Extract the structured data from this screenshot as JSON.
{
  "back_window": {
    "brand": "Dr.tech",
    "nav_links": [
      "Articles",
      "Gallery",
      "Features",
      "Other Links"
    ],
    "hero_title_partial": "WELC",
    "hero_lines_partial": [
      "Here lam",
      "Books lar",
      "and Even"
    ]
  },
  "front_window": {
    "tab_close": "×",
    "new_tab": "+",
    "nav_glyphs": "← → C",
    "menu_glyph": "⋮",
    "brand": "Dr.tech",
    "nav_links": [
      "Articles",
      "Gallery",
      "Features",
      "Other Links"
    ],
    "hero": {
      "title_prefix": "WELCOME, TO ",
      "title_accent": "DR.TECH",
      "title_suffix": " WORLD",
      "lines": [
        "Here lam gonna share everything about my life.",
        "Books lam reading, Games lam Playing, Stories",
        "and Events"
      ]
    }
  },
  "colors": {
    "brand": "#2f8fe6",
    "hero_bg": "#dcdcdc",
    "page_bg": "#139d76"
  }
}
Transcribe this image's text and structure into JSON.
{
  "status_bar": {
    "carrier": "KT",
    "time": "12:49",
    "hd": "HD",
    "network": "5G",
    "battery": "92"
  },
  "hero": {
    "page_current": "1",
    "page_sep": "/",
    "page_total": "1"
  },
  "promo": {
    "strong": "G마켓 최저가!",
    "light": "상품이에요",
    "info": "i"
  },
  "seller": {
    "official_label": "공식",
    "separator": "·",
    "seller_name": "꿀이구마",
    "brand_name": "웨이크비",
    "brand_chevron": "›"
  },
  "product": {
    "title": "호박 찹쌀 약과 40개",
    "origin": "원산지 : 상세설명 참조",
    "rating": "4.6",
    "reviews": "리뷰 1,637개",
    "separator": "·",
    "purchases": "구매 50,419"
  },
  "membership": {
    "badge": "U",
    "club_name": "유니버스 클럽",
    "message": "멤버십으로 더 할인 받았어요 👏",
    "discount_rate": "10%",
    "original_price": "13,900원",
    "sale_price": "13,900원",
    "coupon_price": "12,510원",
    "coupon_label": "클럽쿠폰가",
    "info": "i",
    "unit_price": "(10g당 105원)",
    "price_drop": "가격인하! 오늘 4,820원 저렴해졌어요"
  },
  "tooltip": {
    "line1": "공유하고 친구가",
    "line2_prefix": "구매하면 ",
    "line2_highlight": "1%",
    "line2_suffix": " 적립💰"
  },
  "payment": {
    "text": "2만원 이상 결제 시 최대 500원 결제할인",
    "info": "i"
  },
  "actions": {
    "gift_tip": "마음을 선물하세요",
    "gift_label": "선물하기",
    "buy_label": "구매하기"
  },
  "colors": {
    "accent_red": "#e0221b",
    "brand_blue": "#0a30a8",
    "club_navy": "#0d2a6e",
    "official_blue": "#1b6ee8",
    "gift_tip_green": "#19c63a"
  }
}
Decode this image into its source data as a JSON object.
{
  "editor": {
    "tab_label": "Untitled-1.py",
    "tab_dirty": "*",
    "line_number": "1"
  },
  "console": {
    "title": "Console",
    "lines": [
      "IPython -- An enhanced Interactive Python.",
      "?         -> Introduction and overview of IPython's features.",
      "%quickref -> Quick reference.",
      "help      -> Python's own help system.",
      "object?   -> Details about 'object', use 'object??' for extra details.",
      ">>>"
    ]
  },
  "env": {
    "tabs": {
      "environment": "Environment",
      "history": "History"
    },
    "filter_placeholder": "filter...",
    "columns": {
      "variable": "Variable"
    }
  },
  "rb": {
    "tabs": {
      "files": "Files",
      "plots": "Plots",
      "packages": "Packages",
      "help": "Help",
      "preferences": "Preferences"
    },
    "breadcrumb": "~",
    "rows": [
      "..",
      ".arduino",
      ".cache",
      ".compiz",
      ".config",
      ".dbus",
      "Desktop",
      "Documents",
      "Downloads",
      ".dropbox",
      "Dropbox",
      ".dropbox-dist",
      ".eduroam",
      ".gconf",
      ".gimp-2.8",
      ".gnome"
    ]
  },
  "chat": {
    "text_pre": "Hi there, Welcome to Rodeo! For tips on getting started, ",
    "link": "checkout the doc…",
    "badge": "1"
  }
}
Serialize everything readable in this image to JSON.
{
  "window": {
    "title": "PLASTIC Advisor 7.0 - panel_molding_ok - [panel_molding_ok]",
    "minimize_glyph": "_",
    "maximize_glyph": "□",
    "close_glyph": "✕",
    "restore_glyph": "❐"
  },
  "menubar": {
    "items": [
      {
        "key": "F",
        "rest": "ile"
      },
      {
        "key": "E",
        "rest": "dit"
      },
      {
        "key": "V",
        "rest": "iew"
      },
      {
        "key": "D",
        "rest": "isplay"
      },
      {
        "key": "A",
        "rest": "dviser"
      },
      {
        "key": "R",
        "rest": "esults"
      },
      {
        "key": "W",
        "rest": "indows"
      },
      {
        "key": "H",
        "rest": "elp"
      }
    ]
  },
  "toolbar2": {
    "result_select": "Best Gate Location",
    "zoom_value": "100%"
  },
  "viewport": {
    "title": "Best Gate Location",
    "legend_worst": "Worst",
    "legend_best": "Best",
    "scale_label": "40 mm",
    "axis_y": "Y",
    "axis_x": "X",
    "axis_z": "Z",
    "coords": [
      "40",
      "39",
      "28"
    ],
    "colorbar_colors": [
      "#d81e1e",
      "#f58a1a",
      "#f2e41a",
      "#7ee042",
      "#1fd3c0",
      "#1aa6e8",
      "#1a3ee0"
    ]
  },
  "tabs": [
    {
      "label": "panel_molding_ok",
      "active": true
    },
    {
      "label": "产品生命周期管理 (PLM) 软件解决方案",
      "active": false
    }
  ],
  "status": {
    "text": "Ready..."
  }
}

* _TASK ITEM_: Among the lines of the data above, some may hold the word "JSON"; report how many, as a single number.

* _EXERCISE RESPONSE_: 4